Microsoft astounds me, or confounds me, might be the better verb. Certain companies have corporate instincts that seem utterly off the mark to me. Microsoft is chief among these. I just did some tech support this weekend for a friend, working on a new Sony Vaio I’d helped him buy. It was my first experience working with Vista. I expected Vista to be much better looking, easier to understand and operate, etc. than XP. I hated nearly everything about it. And the numerous security messages and dialog boxes that popped up as we attempted to get an external HD and a scanner to talk to the machine were as befuddling and muddling as any in previous MS OSes. This is a company that just don’t seem to get user functionality for normal humans.
I took this weekend experience with me (and all attendant prejudices) to a video the Wall Street Journal sent me this morning, a sit-down with MS’s new chief research-and-strategy officer, Craig Mundie. This is the guy who’s supposed to be looking into the future, getting MS and the rest of us excited about technologies in the pipeline. I was bored senseless watching this video. Maybe there’s a lot more here than meets the eye, but Mundie seems like he has all of the charisma and innovation mojo of an ’80s mid-level executive at Big Blue. He makes Bill look like a party animal.
Here’s the WSJ video.
Here are the items I blogged this week on MAKE:
Wiimote as car accelerometer – Link
Six-button capacitive touch pad – Link
HOW TO – Make a simple fly trap – Link
Home roasting rigs building contest – Link
Make your own Moonbeam – Link
HOW TO – Track (and document) currency – Link
Huge lens: project or paperweight? – Link
Green steam – Link
Of Moonbeams and motorcycles – Link
Tools you didn’t know you needed – Link
Personal blimps – Link
Wii telescope control – Link
BEAM bots with complex behaviors – Link
Game machine hacking at Vienna Dorkbot – Link
Ordering PCBs from China – Link
Wow. That was a lot (Phillip was away at OSCON).
The game-obsessives over at Kotaku have been doing a fine job covering this year’s totally sold-out Comic-Con in San Diego. Above is from their piece on a new Hasbro Transformer PlayStation controller, due out next month.
Of all of the nerdgasms possible at this year’s Con, the thing I wish most I could have seen is Shannon Wheeler’s “Too Much Coffee Man: The Opera.” Gee, do you think it’s coming to Broadway? Hey, stranger things have happened.
UPDATE: I found out more info on TMCM: The Opera.

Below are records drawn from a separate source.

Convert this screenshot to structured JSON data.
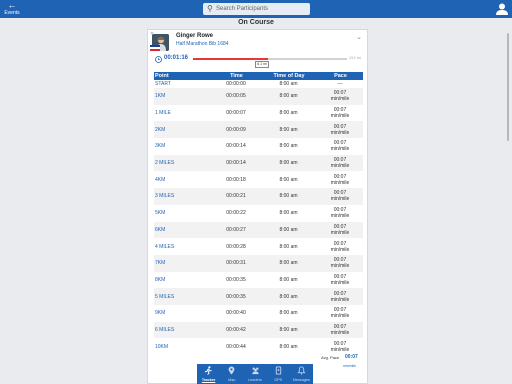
{
  "header": {
    "back_label": "Events",
    "search_placeholder": "Search Participants"
  },
  "page": {
    "title": "On Course"
  },
  "participant": {
    "name": "Ginger Rowe",
    "event": "Half Marathon Bib 1684",
    "elapsed": "00:01:16",
    "progress_fraction": 0.49,
    "marker_label": "6.1 mi",
    "end_label": "13.1 mi"
  },
  "splits": {
    "headers": [
      "Point",
      "Time",
      "Time of Day",
      "Pace"
    ],
    "rows": [
      {
        "point": "START",
        "time": "00:00:00",
        "tod": "8:00 am",
        "pace": "---"
      },
      {
        "point": "1KM",
        "time": "00:00:05",
        "tod": "8:00 am",
        "pace": "00:07\nmin/mile"
      },
      {
        "point": "1 MILE",
        "time": "00:00:07",
        "tod": "8:00 am",
        "pace": "00:07\nmin/mile"
      },
      {
        "point": "2KM",
        "time": "00:00:09",
        "tod": "8:00 am",
        "pace": "00:07\nmin/mile"
      },
      {
        "point": "3KM",
        "time": "00:00:14",
        "tod": "8:00 am",
        "pace": "00:07\nmin/mile"
      },
      {
        "point": "2 MILES",
        "time": "00:00:14",
        "tod": "8:00 am",
        "pace": "00:07\nmin/mile"
      },
      {
        "point": "4KM",
        "time": "00:00:18",
        "tod": "8:00 am",
        "pace": "00:07\nmin/mile"
      },
      {
        "point": "3 MILES",
        "time": "00:00:21",
        "tod": "8:00 am",
        "pace": "00:07\nmin/mile"
      },
      {
        "point": "5KM",
        "time": "00:00:22",
        "tod": "8:00 am",
        "pace": "00:07\nmin/mile"
      },
      {
        "point": "6KM",
        "time": "00:00:27",
        "tod": "8:00 am",
        "pace": "00:07\nmin/mile"
      },
      {
        "point": "4 MILES",
        "time": "00:00:28",
        "tod": "8:00 am",
        "pace": "00:07\nmin/mile"
      },
      {
        "point": "7KM",
        "time": "00:00:31",
        "tod": "8:00 am",
        "pace": "00:07\nmin/mile"
      },
      {
        "point": "8KM",
        "time": "00:00:35",
        "tod": "8:00 am",
        "pace": "00:07\nmin/mile"
      },
      {
        "point": "5 MILES",
        "time": "00:00:35",
        "tod": "8:00 am",
        "pace": "00:07\nmin/mile"
      },
      {
        "point": "9KM",
        "time": "00:00:40",
        "tod": "8:00 am",
        "pace": "00:07\nmin/mile"
      },
      {
        "point": "6 MILES",
        "time": "00:00:42",
        "tod": "8:00 am",
        "pace": "00:07\nmin/mile"
      },
      {
        "point": "10KM",
        "time": "00:00:44",
        "tod": "8:00 am",
        "pace": "00:07\nmin/mile"
      }
    ]
  },
  "average": {
    "label": "Avg. Pace",
    "value": "00:07",
    "unit": "min/mile"
  },
  "bottom_nav": [
    {
      "label": "Tracker",
      "icon": "runner-icon",
      "active": true
    },
    {
      "label": "Map",
      "icon": "map-pin-icon",
      "active": false
    },
    {
      "label": "Leaders",
      "icon": "group-icon",
      "active": false
    },
    {
      "label": "GPS",
      "icon": "gps-icon",
      "active": false
    },
    {
      "label": "Messages",
      "icon": "bell-icon",
      "active": false
    }
  ],
  "colors": {
    "brand": "#1f63b4",
    "progress": "#e53935"
  }
}
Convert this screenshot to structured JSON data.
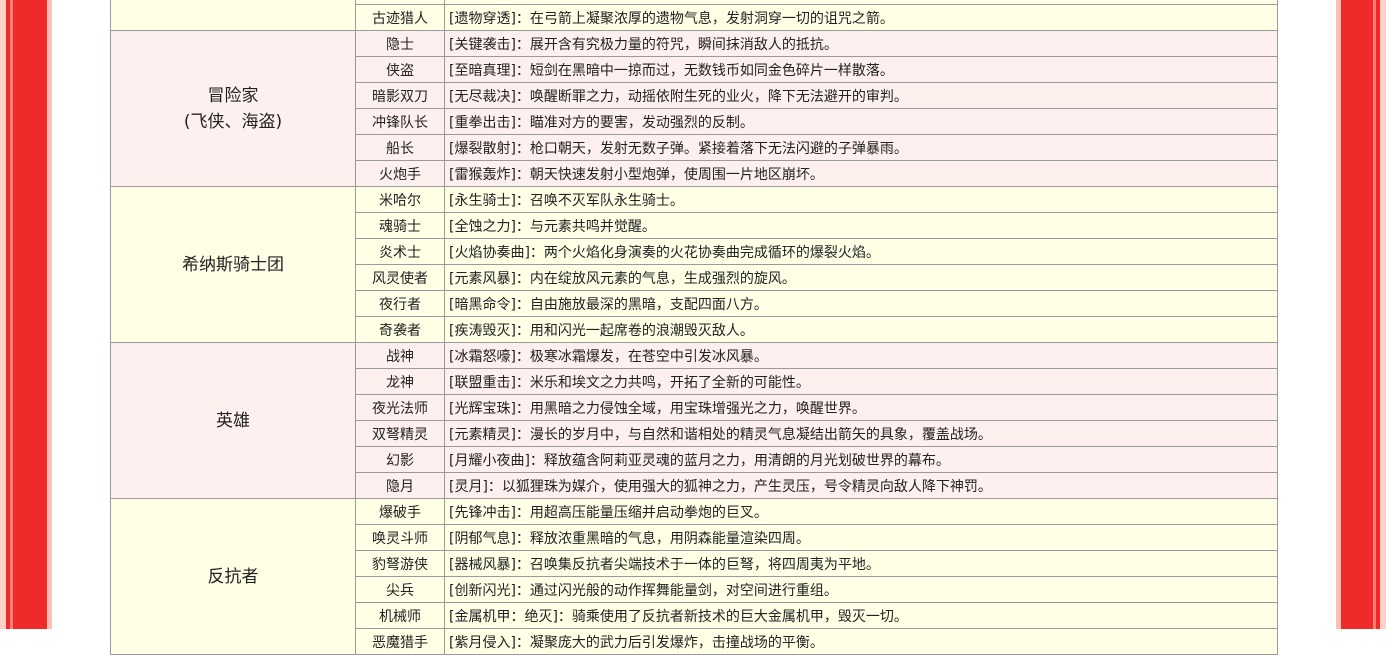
{
  "groups": [
    {
      "category": [
        "",
        ""
      ],
      "theme": "yellow",
      "rows": [
        {
          "job": "",
          "skill": ""
        },
        {
          "job": "古迹猎人",
          "skill": "[遗物穿透]：在弓箭上凝聚浓厚的遗物气息，发射洞穿一切的诅咒之箭。"
        }
      ]
    },
    {
      "category": [
        "冒险家",
        "(飞侠、海盗)"
      ],
      "theme": "pink",
      "rows": [
        {
          "job": "隐士",
          "skill": "[关键袭击]：展开含有究极力量的符咒，瞬间抹消敌人的抵抗。"
        },
        {
          "job": "侠盗",
          "skill": "[至暗真理]：短剑在黑暗中一掠而过，无数钱币如同金色碎片一样散落。"
        },
        {
          "job": "暗影双刀",
          "skill": "[无尽裁决]：唤醒断罪之力，动摇依附生死的业火，降下无法避开的审判。"
        },
        {
          "job": "冲锋队长",
          "skill": "[重拳出击]：瞄准对方的要害，发动强烈的反制。"
        },
        {
          "job": "船长",
          "skill": "[爆裂散射]：枪口朝天，发射无数子弹。紧接着落下无法闪避的子弹暴雨。"
        },
        {
          "job": "火炮手",
          "skill": "[雷猴轰炸]：朝天快速发射小型炮弹，使周围一片地区崩坏。"
        }
      ]
    },
    {
      "category": [
        "希纳斯骑士团",
        ""
      ],
      "theme": "yellow",
      "rows": [
        {
          "job": "米哈尔",
          "skill": "[永生骑士]：召唤不灭军队永生骑士。"
        },
        {
          "job": "魂骑士",
          "skill": "[全蚀之力]：与元素共鸣并觉醒。"
        },
        {
          "job": "炎术士",
          "skill": "[火焰协奏曲]：两个火焰化身演奏的火花协奏曲完成循环的爆裂火焰。"
        },
        {
          "job": "风灵使者",
          "skill": "[元素风暴]：内在绽放风元素的气息，生成强烈的旋风。"
        },
        {
          "job": "夜行者",
          "skill": "[暗黑命令]：自由施放最深的黑暗，支配四面八方。"
        },
        {
          "job": "奇袭者",
          "skill": "[疾涛毁灭]：用和闪光一起席卷的浪潮毁灭敌人。"
        }
      ]
    },
    {
      "category": [
        "英雄",
        ""
      ],
      "theme": "pink",
      "rows": [
        {
          "job": "战神",
          "skill": "[冰霜怒嚎]：极寒冰霜爆发，在苍空中引发冰风暴。"
        },
        {
          "job": "龙神",
          "skill": "[联盟重击]：米乐和埃文之力共鸣，开拓了全新的可能性。"
        },
        {
          "job": "夜光法师",
          "skill": "[光辉宝珠]：用黑暗之力侵蚀全域，用宝珠增强光之力，唤醒世界。"
        },
        {
          "job": "双弩精灵",
          "skill": "[元素精灵]：漫长的岁月中，与自然和谐相处的精灵气息凝结出箭矢的具象，覆盖战场。"
        },
        {
          "job": "幻影",
          "skill": "[月耀小夜曲]：释放蕴含阿莉亚灵魂的蓝月之力，用清朗的月光划破世界的幕布。"
        },
        {
          "job": "隐月",
          "skill": "[灵月]：以狐狸珠为媒介，使用强大的狐神之力，产生灵压，号令精灵向敌人降下神罚。"
        }
      ]
    },
    {
      "category": [
        "反抗者",
        ""
      ],
      "theme": "yellow",
      "rows": [
        {
          "job": "爆破手",
          "skill": "[先锋冲击]：用超高压能量压缩并启动拳炮的巨叉。"
        },
        {
          "job": "唤灵斗师",
          "skill": "[阴郁气息]：释放浓重黑暗的气息，用阴森能量渲染四周。"
        },
        {
          "job": "豹弩游侠",
          "skill": "[器械风暴]：召唤集反抗者尖端技术于一体的巨弩，将四周夷为平地。"
        },
        {
          "job": "尖兵",
          "skill": "[创新闪光]：通过闪光般的动作挥舞能量剑，对空间进行重组。"
        },
        {
          "job": "机械师",
          "skill": "[金属机甲：绝灭]：骑乘使用了反抗者新技术的巨大金属机甲，毁灭一切。"
        },
        {
          "job": "恶魔猎手",
          "skill": "[紫月侵入]：凝聚庞大的武力后引发爆炸，击撞战场的平衡。"
        }
      ]
    }
  ]
}
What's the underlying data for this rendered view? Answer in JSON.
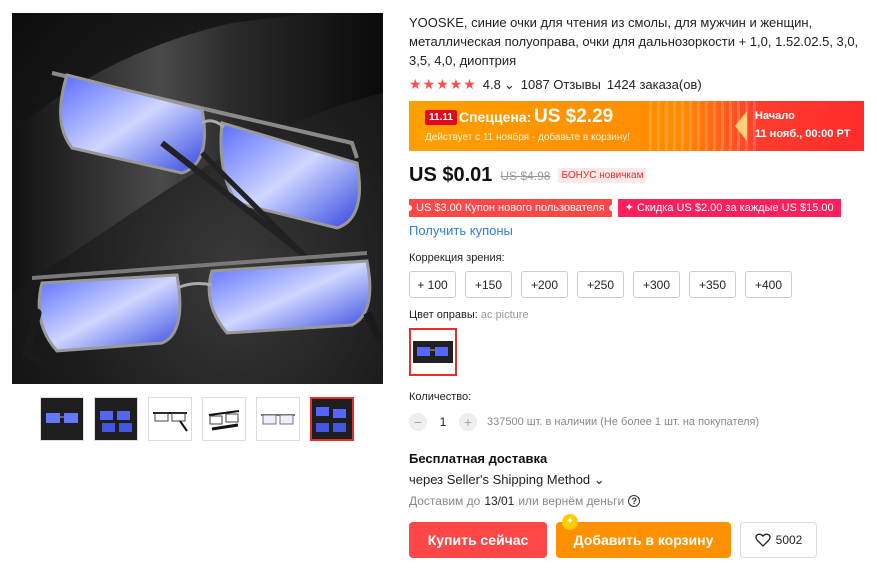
{
  "product": {
    "title": "YOOSKE, синие очки для чтения из смолы, для мужчин и женщин, металлическая полуоправа, очки для дальнозоркости + 1,0, 1.52.02.5, 3,0, 3,5, 4,0, диоптрия",
    "rating": "4.8",
    "rating_suffix": "⌄",
    "stars": "★★★★★",
    "reviews": "1087 Отзывы",
    "orders": "1424 заказа(ов)"
  },
  "promo": {
    "badge": "11.11",
    "label": "Спеццена:",
    "price": "US $2.29",
    "note": "Действует с 11 ноября - добавьте в корзину!",
    "start_label": "Начало",
    "start_date": "11 нояб., 00:00 PT"
  },
  "price": {
    "current": "US $0.01",
    "old": "US $4.98",
    "bonus": "БОНУС новичкам"
  },
  "coupons": {
    "new_user": "US $3.00 Купон нового пользователя",
    "discount": "✦ Скидка US $2.00 за каждые US $15.00",
    "get_link": "Получить купоны"
  },
  "vision": {
    "label": "Коррекция зрения:",
    "options": [
      "+ 100",
      "+150",
      "+200",
      "+250",
      "+300",
      "+350",
      "+400"
    ]
  },
  "frame_color": {
    "label": "Цвет оправы:",
    "value": "ac picture"
  },
  "quantity": {
    "label": "Количество:",
    "minus": "−",
    "value": "1",
    "plus": "+",
    "stock": "337500 шт. в наличии (Не более 1 шт. на покупателя)"
  },
  "shipping": {
    "title": "Бесплатная доставка",
    "method": "через Seller's Shipping Method ⌄",
    "guarantee_prefix": "Доставим до",
    "guarantee_date": "13/01",
    "guarantee_suffix": "или вернём деньги",
    "help_glyph": "?"
  },
  "actions": {
    "buy": "Купить сейчас",
    "cart": "Добавить в корзину",
    "cart_spark": "✦",
    "wishlist_count": "5002"
  },
  "colors": {
    "accent_red": "#ff4747",
    "accent_orange": "#ff9000",
    "link_blue": "#2e7fd6"
  }
}
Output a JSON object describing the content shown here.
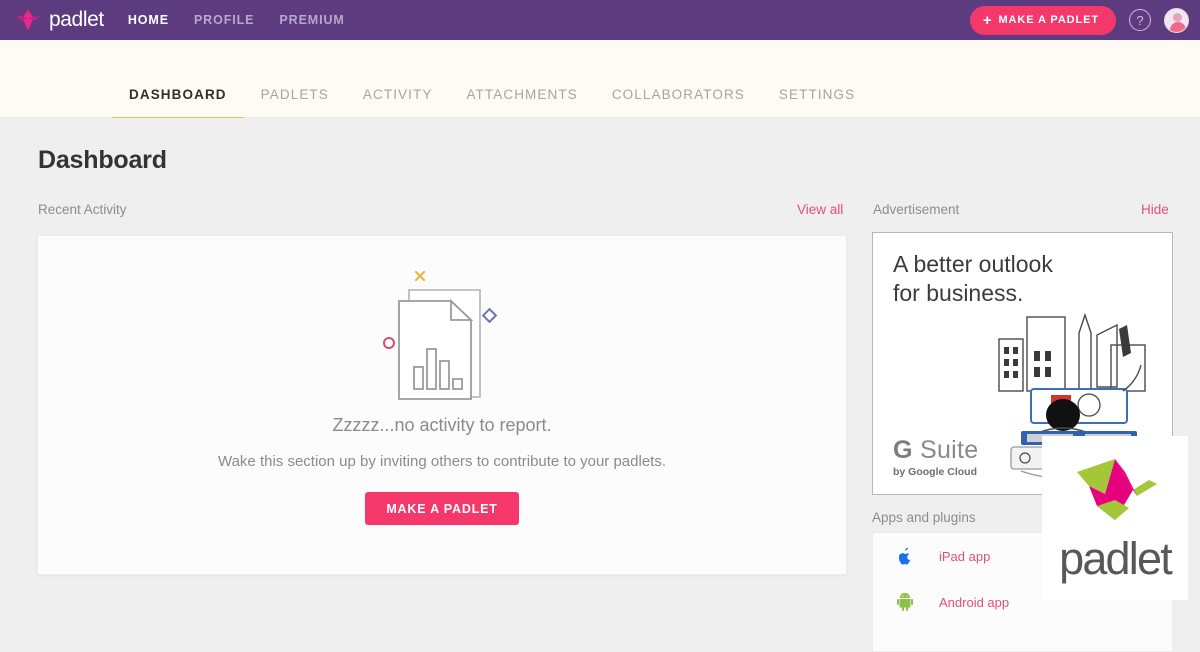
{
  "topbar": {
    "brand": "padlet",
    "brand_icon": "padlet-bird-icon",
    "nav": [
      {
        "label": "HOME",
        "active": true
      },
      {
        "label": "PROFILE",
        "active": false
      },
      {
        "label": "PREMIUM",
        "active": false
      }
    ],
    "make_padlet_label": "MAKE A PADLET",
    "plus_icon": "plus-icon",
    "help_icon": "question-mark-icon",
    "avatar_icon": "user-avatar",
    "background_color": "#5c3c7e",
    "accent_color": "#f5386a"
  },
  "subnav": {
    "tabs": [
      {
        "label": "DASHBOARD",
        "active": true
      },
      {
        "label": "PADLETS",
        "active": false
      },
      {
        "label": "ACTIVITY",
        "active": false
      },
      {
        "label": "ATTACHMENTS",
        "active": false
      },
      {
        "label": "COLLABORATORS",
        "active": false
      },
      {
        "label": "SETTINGS",
        "active": false
      }
    ],
    "active_underline_color": "#eec14a",
    "background_color": "#fdfbf4"
  },
  "main": {
    "page_title": "Dashboard",
    "recent_activity": {
      "label": "Recent Activity",
      "view_all_label": "View all",
      "empty_title": "Zzzzz...no activity to report.",
      "empty_subtitle": "Wake this section up by inviting others to contribute to your padlets.",
      "cta_label": "MAKE A PADLET",
      "illustration": "document-bar-chart-illustration"
    },
    "advertisement": {
      "label": "Advertisement",
      "hide_label": "Hide",
      "headline_line1": "A better outlook",
      "headline_line2": "for business.",
      "brand_g": "G",
      "brand_name": "Suite",
      "brand_tagline": "by Google Cloud",
      "illustration": "city-skyline-desk-illustration"
    },
    "apps": {
      "label": "Apps and plugins",
      "items": [
        {
          "label": "iPad app",
          "icon": "apple-icon",
          "icon_color": "#1a73e8"
        },
        {
          "label": "Android app",
          "icon": "android-icon",
          "icon_color": "#8bc34a"
        }
      ]
    }
  },
  "logo_overlay": {
    "wordmark": "padlet",
    "icon": "padlet-origami-crane-icon",
    "green": "#a4c639",
    "magenta": "#e6007e"
  }
}
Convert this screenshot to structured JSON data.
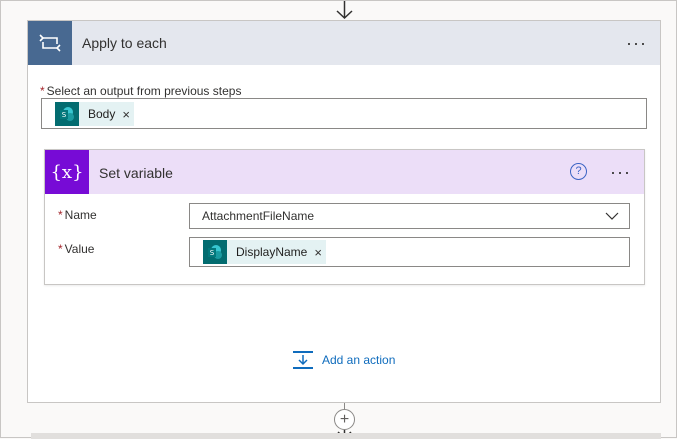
{
  "loop_action": {
    "title": "Apply to each",
    "field_label": "Select an output from previous steps",
    "token_label": "Body",
    "more_label": "···"
  },
  "set_variable": {
    "title": "Set variable",
    "icon_glyph": "{x}",
    "help_glyph": "?",
    "more_label": "···",
    "name_label": "Name",
    "name_value": "AttachmentFileName",
    "value_label": "Value",
    "value_token": "DisplayName"
  },
  "add_action": {
    "label": "Add an action"
  },
  "common": {
    "required_mark": "*",
    "remove_glyph": "×",
    "insert_glyph": "+"
  },
  "colors": {
    "loop_accent": "#486991",
    "variable_accent": "#770bd6",
    "sharepoint": "#036c70",
    "link": "#0f6cbd"
  }
}
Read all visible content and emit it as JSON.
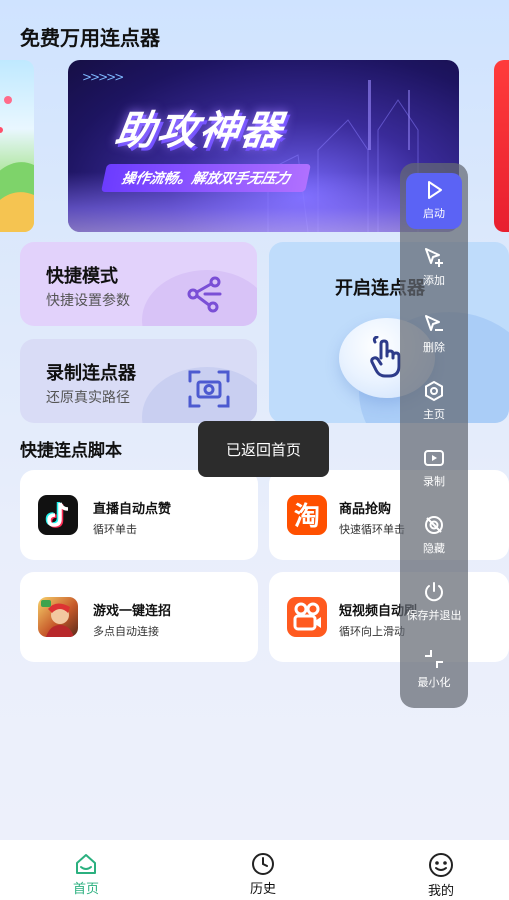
{
  "page": {
    "title": "免费万用连点器"
  },
  "banner": {
    "title": "助攻神器",
    "subtitle": "操作流畅。解放双手无压力",
    "arrows": ">>>>>"
  },
  "modes": {
    "quick": {
      "title": "快捷模式",
      "subtitle": "快捷设置参数"
    },
    "record": {
      "title": "录制连点器",
      "subtitle": "还原真实路径"
    },
    "start": {
      "title": "开启连点器"
    }
  },
  "scripts": {
    "section_title": "快捷连点脚本",
    "items": [
      {
        "name": "直播自动点赞",
        "desc": "循环单击",
        "icon": "tiktok-icon"
      },
      {
        "name": "商品抢购",
        "desc": "快速循环单击",
        "icon": "taobao-icon"
      },
      {
        "name": "游戏一键连招",
        "desc": "多点自动连接",
        "icon": "game-avatar-icon"
      },
      {
        "name": "短视频自动刷",
        "desc": "循环向上滑动",
        "icon": "kuaishou-icon"
      }
    ]
  },
  "toast": {
    "text": "已返回首页"
  },
  "float_panel": {
    "items": [
      {
        "label": "启动",
        "icon": "play-icon"
      },
      {
        "label": "添加",
        "icon": "add-cursor-icon"
      },
      {
        "label": "删除",
        "icon": "remove-cursor-icon"
      },
      {
        "label": "主页",
        "icon": "home-hex-icon"
      },
      {
        "label": "录制",
        "icon": "record-video-icon"
      },
      {
        "label": "隐藏",
        "icon": "hide-icon"
      },
      {
        "label": "保存并退出",
        "icon": "power-icon"
      },
      {
        "label": "最小化",
        "icon": "minimize-icon"
      }
    ]
  },
  "bottom_nav": {
    "items": [
      {
        "label": "首页",
        "icon": "home-icon",
        "active": true
      },
      {
        "label": "历史",
        "icon": "clock-icon",
        "active": false
      },
      {
        "label": "我的",
        "icon": "smile-icon",
        "active": false
      }
    ]
  },
  "colors": {
    "accent": "#5b63f5",
    "active_nav": "#2bb07f",
    "quick_card": "#e2d2fb",
    "record_card": "#d9dcf6",
    "start_card": "#bfdcfb"
  }
}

After the jump, find Shannon’s Press Release. Coming back to Portland in Spring ’08!
Brady Forrest has a short item on O’Reilly Radar about how to improve the battery-time on your Vista laptop by using an app called (funnily-enough) Vista Battery Saver. The maker of the app claims that you can improve battery life by as much as 70%.
You know what’s really, really sad is how much trouble this tote bag would really, really get you into if you tried to take it onto a plane. Remember the scene in Lily Tomlin’s “The Search for Intelligent Life in the Universe,” where she’s trying to explain to her “space buddies” the different between a Warhol painting of a soup can and a can of soup? Welcome to a similar search.
Street Tech pal Mark Pesce has put together a great little video wrap-up of Rocketcar Day 9. Totally sweet. Takes me back to my reckless youth when we used to strap Estes motors onto anything and everything. There’s nothing like a rocket engine whirly giggin’ around your feet to get your attention!